Regular breakfast cereal eaters tend to be slimmer, yet a third of UK adults regularly miss breakfast
The association between breakfast cereal consumption and a lower body weight, as measured by body mass index (BMI), was strengthened today by a new systematic review published in the journal Nutrition Bulletin.
The review concludes that children and adults who eat breakfast cereals regularly tend to have a lower BMI and are less likely to be overweight. They also tend to put on less weight over time than those who don't eat breakfast regularly.
These findings are important as recent data shows that over a third of UK adults (23.5 million) and almost four million UK children miss breakfast regularly. This is in spite of nine out of 10 people of all ages claiming to understand the significant nutritional benefits of breakfast.
"From our analysis, it is evident that there is a clear relationship between regular breakfast cereal consumption and lower BMI. This relationship is seen across nearly all the studies examined. It suggests that eating breakfast cereals regularly in the morning can be one factor in helping you to maintain a healthy weight," says the study's first author, Anne de la Hunty, independent nutrition science consultant.
The systematic review included a total study population of 49,529 and included 10 studies, six of them conducted in adults and four in children.
The causal relationship between breakfast cereals and BMI was considered. No clear evidence exists to link breakfast cereal consumption and weight with lower energy intakes or higher energy expenditures.
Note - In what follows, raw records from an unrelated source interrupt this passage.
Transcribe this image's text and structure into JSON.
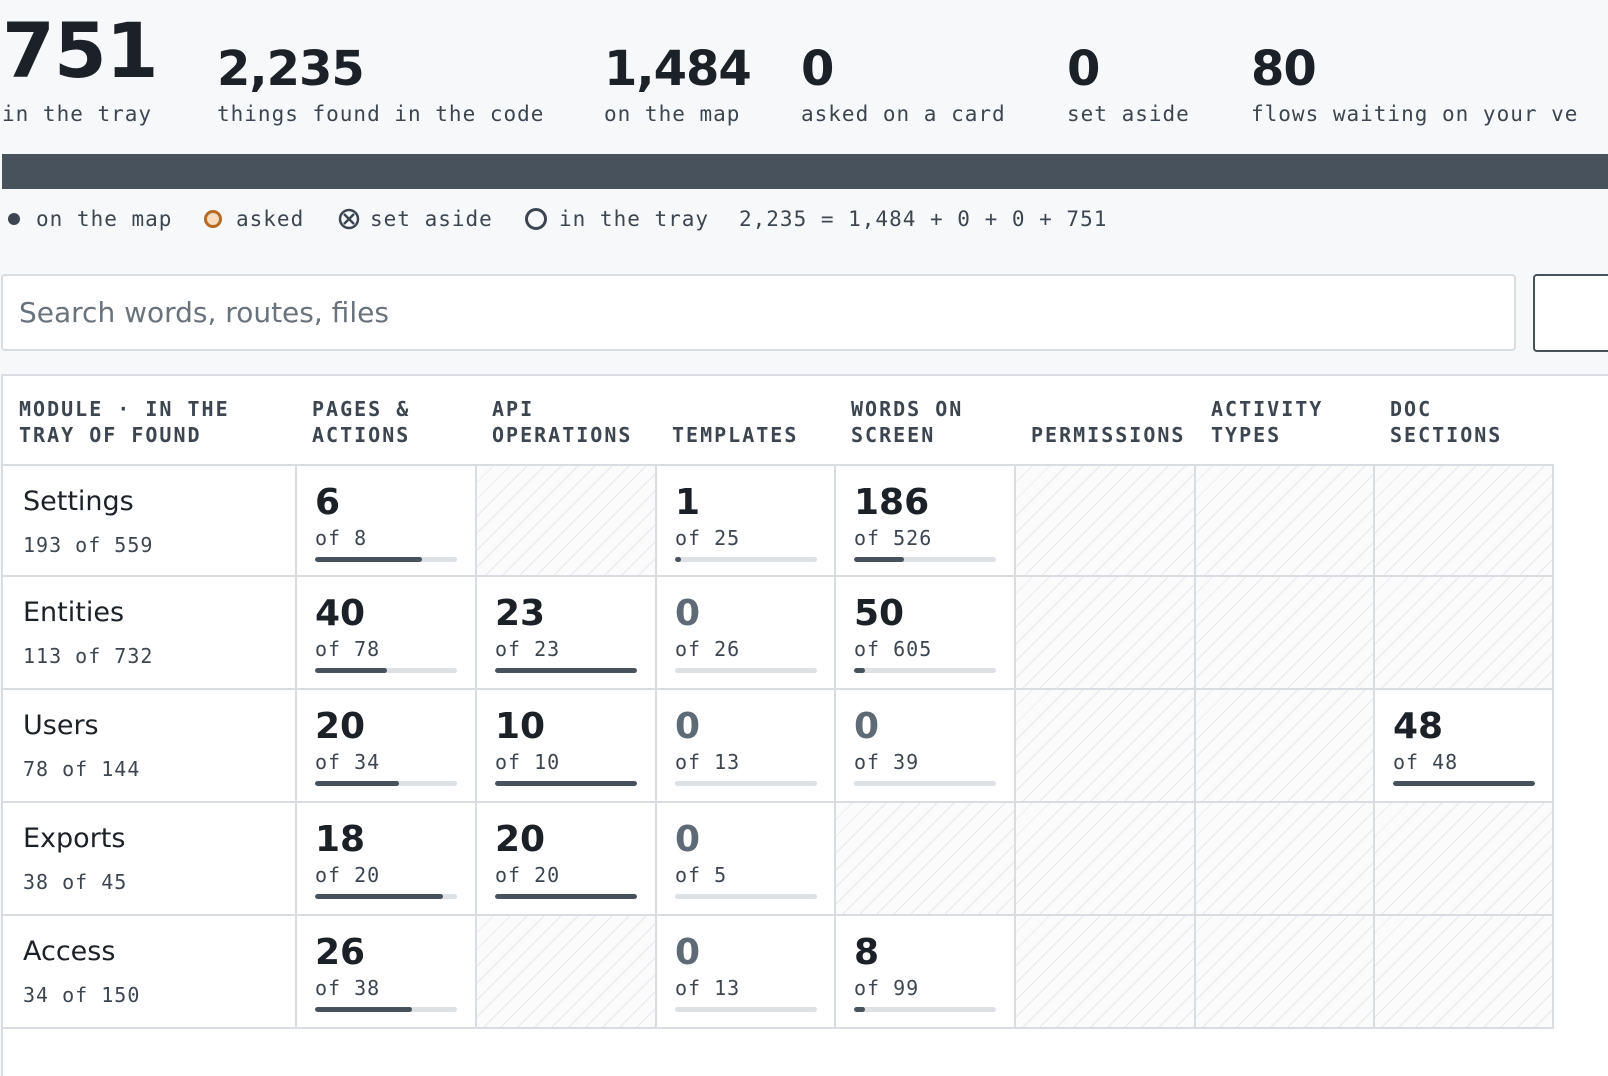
{
  "stats": [
    {
      "value": "751",
      "label": "in the tray"
    },
    {
      "value": "2,235",
      "label": "things found in the code"
    },
    {
      "value": "1,484",
      "label": "on the map"
    },
    {
      "value": "0",
      "label": "asked on a card"
    },
    {
      "value": "0",
      "label": "set aside"
    },
    {
      "value": "80",
      "label": "flows waiting on your ve"
    }
  ],
  "legend": {
    "on_map": "on the map",
    "asked": "asked",
    "set_aside": "set aside",
    "in_tray": "in the tray",
    "equation": "2,235 = 1,484 + 0 + 0 + 751"
  },
  "search": {
    "placeholder": "Search words, routes, files"
  },
  "table": {
    "headers": [
      {
        "line1": "MODULE · IN THE",
        "line2": "TRAY OF FOUND"
      },
      {
        "line1": "PAGES &",
        "line2": "ACTIONS"
      },
      {
        "line1": "API",
        "line2": "OPERATIONS"
      },
      {
        "line1": "",
        "line2": "TEMPLATES"
      },
      {
        "line1": "WORDS ON",
        "line2": "SCREEN"
      },
      {
        "line1": "",
        "line2": "PERMISSIONS"
      },
      {
        "line1": "ACTIVITY",
        "line2": "TYPES"
      },
      {
        "line1": "DOC",
        "line2": "SECTIONS"
      }
    ],
    "rows": [
      {
        "name": "Settings",
        "sub": "193 of 559",
        "cells": [
          {
            "value": "6",
            "of": "of 8",
            "progress": 0.75
          },
          null,
          {
            "value": "1",
            "of": "of 25",
            "progress": 0.04
          },
          {
            "value": "186",
            "of": "of 526",
            "progress": 0.35
          },
          null,
          null,
          null
        ]
      },
      {
        "name": "Entities",
        "sub": "113 of 732",
        "cells": [
          {
            "value": "40",
            "of": "of 78",
            "progress": 0.51
          },
          {
            "value": "23",
            "of": "of 23",
            "progress": 1.0
          },
          {
            "value": "0",
            "of": "of 26",
            "progress": 0
          },
          {
            "value": "50",
            "of": "of 605",
            "progress": 0.08
          },
          null,
          null,
          null
        ]
      },
      {
        "name": "Users",
        "sub": "78 of 144",
        "cells": [
          {
            "value": "20",
            "of": "of 34",
            "progress": 0.59
          },
          {
            "value": "10",
            "of": "of 10",
            "progress": 1.0
          },
          {
            "value": "0",
            "of": "of 13",
            "progress": 0
          },
          {
            "value": "0",
            "of": "of 39",
            "progress": 0
          },
          null,
          null,
          {
            "value": "48",
            "of": "of 48",
            "progress": 1.0
          }
        ]
      },
      {
        "name": "Exports",
        "sub": "38 of 45",
        "cells": [
          {
            "value": "18",
            "of": "of 20",
            "progress": 0.9
          },
          {
            "value": "20",
            "of": "of 20",
            "progress": 1.0
          },
          {
            "value": "0",
            "of": "of 5",
            "progress": 0
          },
          null,
          null,
          null,
          null
        ]
      },
      {
        "name": "Access",
        "sub": "34 of 150",
        "cells": [
          {
            "value": "26",
            "of": "of 38",
            "progress": 0.68
          },
          null,
          {
            "value": "0",
            "of": "of 13",
            "progress": 0
          },
          {
            "value": "8",
            "of": "of 99",
            "progress": 0.08
          },
          null,
          null,
          null
        ]
      }
    ]
  },
  "colors": {
    "accent": "#47525d",
    "asked": "#b56a26",
    "border": "#d9dde2"
  }
}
Lifestyle factors have been thought to play a role since regular breakfast cereal eaters tend to take more exercise and drink less alcohol than those who don't. Although these and other lifestyle factors were taken into account in a number of the studies, it is still possible that they can partly explain the overall result.